[Provided information]:
════════════════

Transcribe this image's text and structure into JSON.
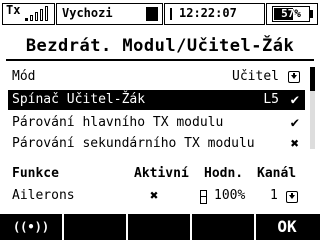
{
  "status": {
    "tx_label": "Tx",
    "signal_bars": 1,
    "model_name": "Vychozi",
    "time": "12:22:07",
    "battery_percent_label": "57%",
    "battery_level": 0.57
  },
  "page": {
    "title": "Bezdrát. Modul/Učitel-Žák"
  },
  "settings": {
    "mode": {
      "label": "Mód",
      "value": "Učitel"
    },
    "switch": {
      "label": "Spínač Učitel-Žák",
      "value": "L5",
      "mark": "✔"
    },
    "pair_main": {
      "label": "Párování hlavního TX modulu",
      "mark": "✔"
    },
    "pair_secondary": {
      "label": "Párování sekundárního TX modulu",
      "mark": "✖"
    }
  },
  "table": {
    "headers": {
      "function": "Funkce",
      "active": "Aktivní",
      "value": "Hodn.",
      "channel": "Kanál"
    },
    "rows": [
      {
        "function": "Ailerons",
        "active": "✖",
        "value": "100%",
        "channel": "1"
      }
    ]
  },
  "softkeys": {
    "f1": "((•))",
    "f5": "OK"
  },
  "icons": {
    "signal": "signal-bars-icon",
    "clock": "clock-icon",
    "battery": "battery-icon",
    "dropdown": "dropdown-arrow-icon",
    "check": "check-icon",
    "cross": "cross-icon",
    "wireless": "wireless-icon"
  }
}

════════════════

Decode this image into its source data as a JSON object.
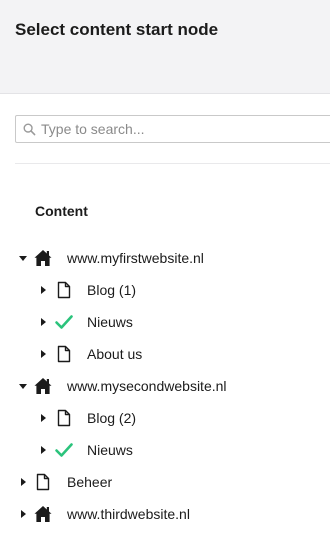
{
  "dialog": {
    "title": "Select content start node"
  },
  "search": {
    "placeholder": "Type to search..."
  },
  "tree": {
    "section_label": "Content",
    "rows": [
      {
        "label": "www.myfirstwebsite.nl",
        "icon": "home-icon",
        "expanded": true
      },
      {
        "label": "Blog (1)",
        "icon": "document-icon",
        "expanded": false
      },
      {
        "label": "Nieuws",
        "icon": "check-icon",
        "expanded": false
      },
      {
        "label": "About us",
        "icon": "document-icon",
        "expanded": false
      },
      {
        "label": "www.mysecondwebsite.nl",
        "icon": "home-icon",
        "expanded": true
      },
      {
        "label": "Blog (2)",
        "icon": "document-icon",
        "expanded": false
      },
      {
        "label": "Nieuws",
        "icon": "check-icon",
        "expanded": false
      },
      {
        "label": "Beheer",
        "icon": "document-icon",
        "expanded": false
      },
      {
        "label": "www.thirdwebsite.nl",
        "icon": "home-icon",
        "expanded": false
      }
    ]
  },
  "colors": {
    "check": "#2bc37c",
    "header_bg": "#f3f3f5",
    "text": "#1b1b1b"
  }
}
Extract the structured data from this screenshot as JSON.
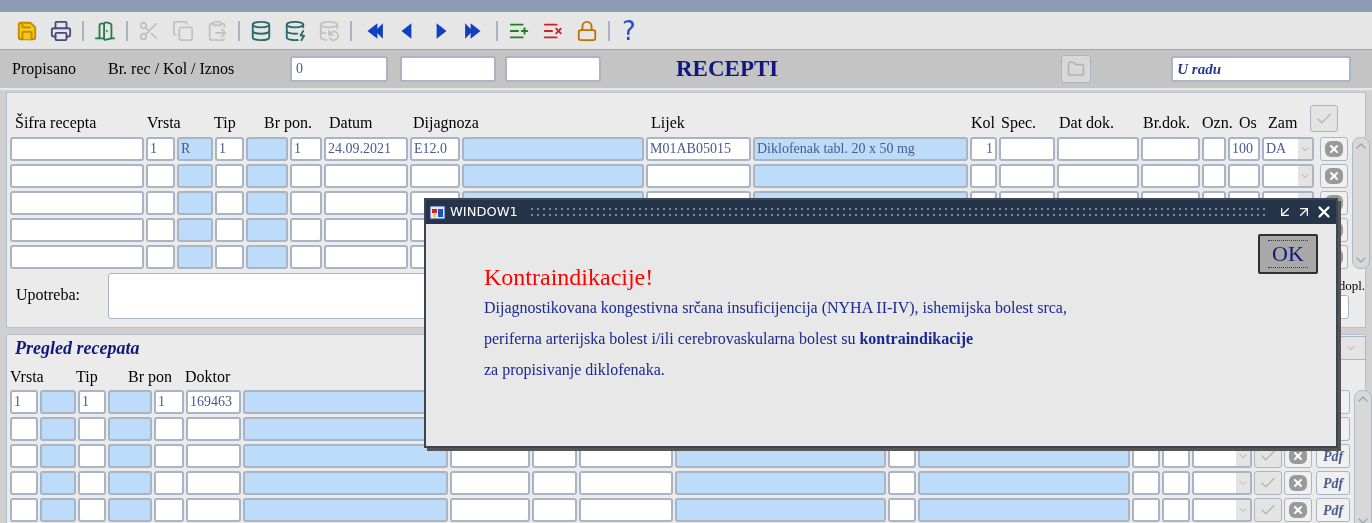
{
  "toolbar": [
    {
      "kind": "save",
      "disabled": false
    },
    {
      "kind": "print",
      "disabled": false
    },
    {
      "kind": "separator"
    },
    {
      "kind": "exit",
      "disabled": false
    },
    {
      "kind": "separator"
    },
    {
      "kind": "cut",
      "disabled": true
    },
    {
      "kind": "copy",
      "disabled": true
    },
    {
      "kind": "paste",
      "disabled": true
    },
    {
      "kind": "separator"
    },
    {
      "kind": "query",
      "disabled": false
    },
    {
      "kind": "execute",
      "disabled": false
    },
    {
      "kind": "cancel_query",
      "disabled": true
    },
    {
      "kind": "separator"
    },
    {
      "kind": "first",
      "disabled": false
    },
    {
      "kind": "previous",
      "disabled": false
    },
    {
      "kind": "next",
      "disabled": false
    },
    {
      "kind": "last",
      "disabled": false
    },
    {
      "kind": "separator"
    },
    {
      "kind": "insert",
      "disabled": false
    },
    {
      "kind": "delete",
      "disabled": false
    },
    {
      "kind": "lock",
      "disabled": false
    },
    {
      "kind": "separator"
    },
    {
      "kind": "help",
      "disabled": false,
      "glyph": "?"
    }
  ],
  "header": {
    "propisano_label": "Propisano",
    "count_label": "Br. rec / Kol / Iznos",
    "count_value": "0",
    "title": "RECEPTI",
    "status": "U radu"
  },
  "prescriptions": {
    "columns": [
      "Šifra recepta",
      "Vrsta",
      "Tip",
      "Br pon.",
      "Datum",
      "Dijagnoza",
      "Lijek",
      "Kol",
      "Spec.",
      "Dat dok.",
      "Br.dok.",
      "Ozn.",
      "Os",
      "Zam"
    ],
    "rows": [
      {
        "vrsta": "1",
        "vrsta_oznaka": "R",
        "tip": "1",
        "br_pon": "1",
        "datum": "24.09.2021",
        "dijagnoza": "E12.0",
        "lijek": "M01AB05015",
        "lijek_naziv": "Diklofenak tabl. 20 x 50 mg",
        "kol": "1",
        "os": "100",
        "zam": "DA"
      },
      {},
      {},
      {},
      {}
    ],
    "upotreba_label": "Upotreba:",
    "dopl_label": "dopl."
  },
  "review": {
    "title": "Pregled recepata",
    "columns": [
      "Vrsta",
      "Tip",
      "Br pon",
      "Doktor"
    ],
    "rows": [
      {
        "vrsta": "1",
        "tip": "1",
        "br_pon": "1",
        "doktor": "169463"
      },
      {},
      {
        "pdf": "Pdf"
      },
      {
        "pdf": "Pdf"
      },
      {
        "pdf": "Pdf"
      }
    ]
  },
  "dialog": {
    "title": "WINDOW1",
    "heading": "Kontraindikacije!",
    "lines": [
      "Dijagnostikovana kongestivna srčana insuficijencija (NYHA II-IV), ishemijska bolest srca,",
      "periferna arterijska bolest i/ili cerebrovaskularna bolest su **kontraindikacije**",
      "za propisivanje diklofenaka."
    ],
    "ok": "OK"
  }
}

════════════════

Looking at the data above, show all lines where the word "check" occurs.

[Solution to this problem]:
    "check": "check-icon",
        "icon": "check-icon",
        "icon": "check-icon",
    "check": "#2bc37c",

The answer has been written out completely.